Thirdly the military has an engineering wing and over the years a lot of money has been used in training them. It is our view that instead of finding commercial contractors to construct and set up treatment centers and then running after them to complete the work, the military should be deployed with the necessary logistics to work in shifts of 8 hours round the clock to build those centers with the help of Sierra Leonean professional engineers as back up to give advice and supervise thereby getting all hands on deck.
There is a lot of manpower in the military which is lying idle. I doubt whether any country will think of invading Sierra Leone now under the present circumstances of a raging Ebola virus, and this renders the military idle. However in a State of Emergency the military which is supposed to be our frontline fighters are otherwise cowardly quarantined in barracks with the warped notion that their role is always to hold a gun in defence of the country’s territorial integrity … we beg to differ here.
Judging by the WHO predictions for the next few weeks and the fact that even the centers now being built would not be enough to house the patients whom the lock down may predictably reveal, it makes good sense for a base planning now for the future.
This in our view entails the building of a thousand bed facility now for each of the 13 district divisions (Western Area Urban and Western Area Rural inclusive). Each of these new one thousand bed facilities must house a twenty bed special unit for such highly infectious diseases.

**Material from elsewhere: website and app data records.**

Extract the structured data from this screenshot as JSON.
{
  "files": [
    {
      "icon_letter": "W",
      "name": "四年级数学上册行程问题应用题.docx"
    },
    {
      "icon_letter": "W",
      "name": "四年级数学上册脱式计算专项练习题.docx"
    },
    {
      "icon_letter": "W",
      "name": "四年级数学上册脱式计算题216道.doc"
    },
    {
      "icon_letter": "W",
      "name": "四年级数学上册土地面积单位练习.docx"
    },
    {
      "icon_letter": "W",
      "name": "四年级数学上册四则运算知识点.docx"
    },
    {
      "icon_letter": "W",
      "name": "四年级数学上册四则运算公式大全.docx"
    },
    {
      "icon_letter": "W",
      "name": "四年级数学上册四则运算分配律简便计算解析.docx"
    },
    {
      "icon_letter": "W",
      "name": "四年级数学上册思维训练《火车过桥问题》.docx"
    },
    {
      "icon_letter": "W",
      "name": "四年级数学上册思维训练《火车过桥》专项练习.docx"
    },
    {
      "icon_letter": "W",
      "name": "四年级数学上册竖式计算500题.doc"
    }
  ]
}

After Ebola, each of these 13 units must deal with a specialized area of medicine. For too long we have been beefing up other countries medical systems with our tax payers money by paying exorbitant medical fees for services which ought to be provided by ourselves. There must be a hospital dealing with infectious diseases, surgery, gynecology, heart diseases, sports medicine (fractures etc) and so on.
While we mourn the loss of lives, we must now turn the negative aspect of the raging Ebola virus into a positive one by building a more robust healthcare system. The time is now, because the eyes of the world are now turned to us, me must seize this opportunity and make the most of it. The Ebola monies must be used to start building a robust heath care system now. Those who have ears must hear this.
Thursday September 18, 2014